My last issue with the rack is that it doesn’t sit level. It’s most noticeable with stored in the up position. I found someone on YouTube that had the same issue. He was told to loosen/remove several bolts and reinstall–apparently it worked for him. I tried the same thing to no avail, and could see where the problem lies (but too hard for me to explain with here) when I took it apart. When talking to the service rep, he said that’s what they would have recommended me to do as well, since I didn’t want to pay to have it shipped to them for inspection.
It doesn’t affect its function or clearances at all, but details like that tend to bug me. For a $450 bike/car accessory, I would expect perfect alignment!
I considered two other racks, the 1up USA Quik Rack and the Yakima Hold Up, cost beat out 1upUSA (they are an independent dealer, thus I get no employee pricing) and weight beat out the Yakima (50 pounder)! Both are solid racks though and should be considered, as well as Kuat’s premier rack, the NV.
Now here are a bunch of pictures of it in action that I was originally going to include throughout the review before I realized how boringly long this could get:
Lately while reading product reviews of items I already own, I’ve found myself quite unsatisfied at times. Unsatisfied because I sometimes have negative experiences with the items and no one else seems to ever mention/experience them! Maybe I’m a bit nit-picky at times, but the little things matter to me.
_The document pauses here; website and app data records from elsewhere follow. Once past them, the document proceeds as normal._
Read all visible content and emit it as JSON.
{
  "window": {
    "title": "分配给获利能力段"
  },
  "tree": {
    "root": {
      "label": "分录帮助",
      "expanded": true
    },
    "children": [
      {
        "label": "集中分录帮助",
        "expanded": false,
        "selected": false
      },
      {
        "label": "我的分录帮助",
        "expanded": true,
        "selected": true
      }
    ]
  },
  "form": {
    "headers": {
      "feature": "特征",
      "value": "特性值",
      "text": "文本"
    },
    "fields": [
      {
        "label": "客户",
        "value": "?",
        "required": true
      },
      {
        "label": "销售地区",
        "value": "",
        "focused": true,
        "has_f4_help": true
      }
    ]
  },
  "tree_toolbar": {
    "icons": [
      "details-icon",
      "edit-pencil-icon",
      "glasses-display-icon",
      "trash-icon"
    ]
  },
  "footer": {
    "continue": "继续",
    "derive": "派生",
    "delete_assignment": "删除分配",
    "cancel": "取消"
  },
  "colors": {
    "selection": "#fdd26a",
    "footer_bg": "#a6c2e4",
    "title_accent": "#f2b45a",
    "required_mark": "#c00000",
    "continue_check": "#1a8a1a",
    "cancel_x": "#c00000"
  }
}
That triggered something in my brain, making me want to do my own reviews! I do consider myself a gear junkie. I enjoy buying things that I believe will valuably enhance my experience in whatever I’m doing, which is usually (but not always) related to sports. But I’m not Richie Rich, so I always try to find the best bang for my buck.
Many reviews will be bike-related, but I’ll also cover things like electronics, athletic apparel, and household stuff that I love to use on a daily basis to mix it up.
And much more than just reviews (because I don’t get things for free, nor buy things super often), this’ll be a blog for me to share my life, thoughts, and cool things I find on the Interwebz! So stay tuned for more posts, and hopefully this’ll break up the monotony of my off-days from work. =]
Here’s a super quick mini-review: I like the layout of this theme (‘The Morning After’). Three columns give me ample room to share lots of stuff in a small area. But I really hatehatehate that it only shows the “Latest post” and not a stream of older posts below. Featured posts will have a preview below the latest post. If you want to read older content, you have to click the titles under Recent Posts on the right, or search. But unless I find another good looking three-column theme, I’m sticking with this one!